Topanga State Park is a quiet retreat, surrounded by L.A. sprawl but retaining its rural character. The state park is sometimes billed as “the largest state park within a city limit in the U.S.”
The name Topanga is from the Shoshonean Indian dialect. Until the 1880s, there was little permanent habitation in the canyon. Early settlers tended vineyards, orchards, and cattle ranches.
In the 1920s, the canyon became a popular weekend destination for Los Angeles residents. Summer cabins were built along Topanga Creek and in surrounding hills. For $1 round trip fare, tourists could board a Packard auto stage in Santa Monica and be driven up Pacific Coast Highway and Topanga Canyon Road to the canyon’s scenic spots.
Most Topanga trails are good fire roads. In the heart of the state park, the hiker will discover Eagle Rock, Eagle Spring and get topographically oriented to Topanga.
I have a particular fondness for Topanga Canyon, having resided there and hiked there often during my grad school days. The park definitely offers four-season hiking: On a blustery winter day, city and canyon views are superb, in springtime, the hillsides are colored with wildflowers, and autumn offers great hiking weather and clear-day vistas.
Summer, too, has its charms. It’s doubtful any poets will rhapsodize about such summer bloomers as bursage, mugwort, Indian milkweed, chaparral pea or ashyleaf buckwheat, though the scarlet petals of the California fuchsia and the tiny pink petals of the slim aster do have a certain charm. Just get an early start!
DIRECTIONS TO TOPANGA STATE PARK
From Topanga Canyon Boulevard, turn east on Entrada Road; that’s to the right if you’re coming from Pacific Coast Highway. Follow Entrada Road by turning left at every opportunity until you arrive at Topanga State Park. The trailhead is at the end of the parking lot.
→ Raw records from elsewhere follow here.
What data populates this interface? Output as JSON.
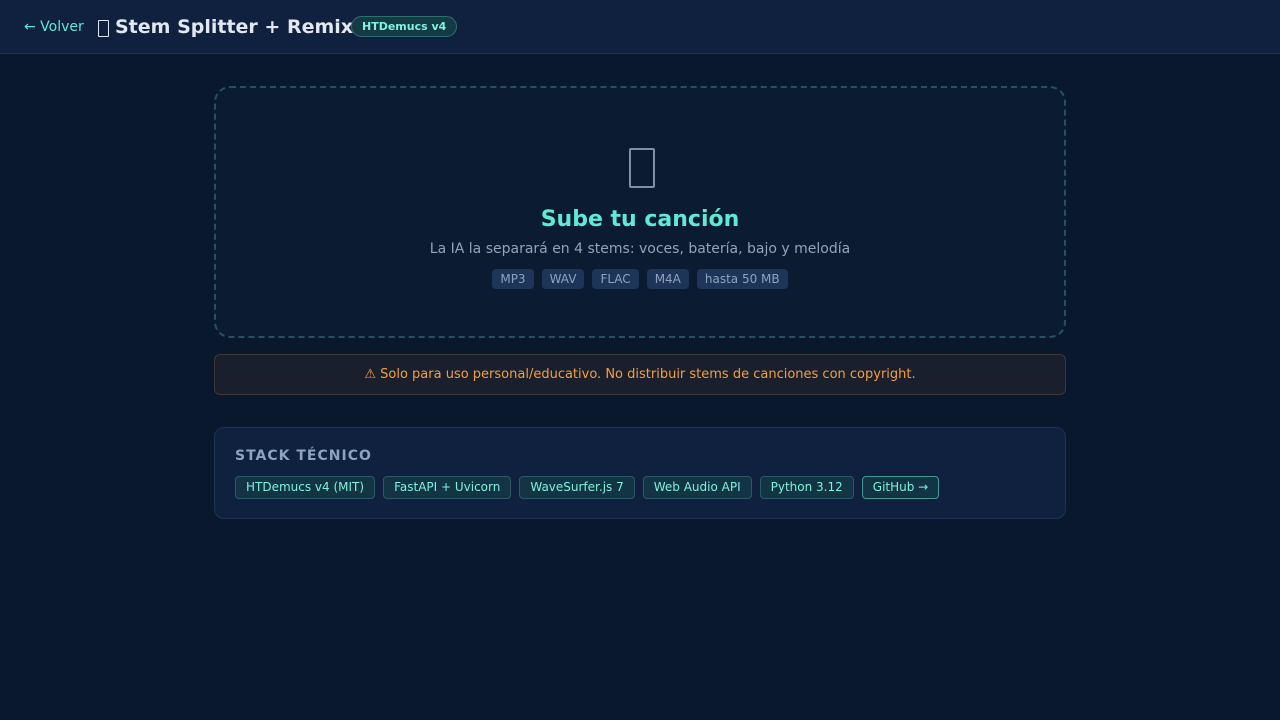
{
  "header": {
    "back_label": "← Volver",
    "title": "Stem Splitter + Remix",
    "title_icon": "file-icon",
    "badge": "HTDemucs v4"
  },
  "upload": {
    "icon": "file-icon",
    "title": "Sube tu canción",
    "subtitle": "La IA la separará en 4 stems: voces, batería, bajo y melodía",
    "formats": [
      "MP3",
      "WAV",
      "FLAC",
      "M4A",
      "hasta 50 MB"
    ]
  },
  "warning": {
    "text": "⚠ Solo para uso personal/educativo. No distribuir stems de canciones con copyright."
  },
  "stack": {
    "heading": "STACK TÉCNICO",
    "items": [
      "HTDemucs v4 (MIT)",
      "FastAPI + Uvicorn",
      "WaveSurfer.js 7",
      "Web Audio API",
      "Python 3.12"
    ],
    "github_label": "GitHub →"
  },
  "colors": {
    "accent": "#5eead4",
    "background": "#0a182e",
    "warning": "#f59e3b"
  }
}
From the Topanga State Park parking lot, follow the distinct trail eastward to a signed junction, where you’ll begin hiking on Eagle Springs Road. You’ll pass through an oak woodland and through chaparral country. The trail slowly and steadily gains about 800 feet in elevation on the way to Eagle Rock. When you reach a junction, bear left on the north loop of Eagle Springs Road to Eagle Rock. A short detour will bring you to the top of the rock.
To complete the loop, bear sharply right (southwest) at the next junction, following the fire road as it winds down to Eagle Spring. Past the spring, you return to Eagle Spring Road and retrace your steps back to the trailhead.
Three-mile long Musch Ranch Trail, which passes from hot chaparral to shady oak woodland, crosses a bridge and passes the park pond, is another fine way to return to the trailhead.
Interested in more hikes in the Santa Monica Mountains? Check out my guide: Hike the Santa Monica Mountains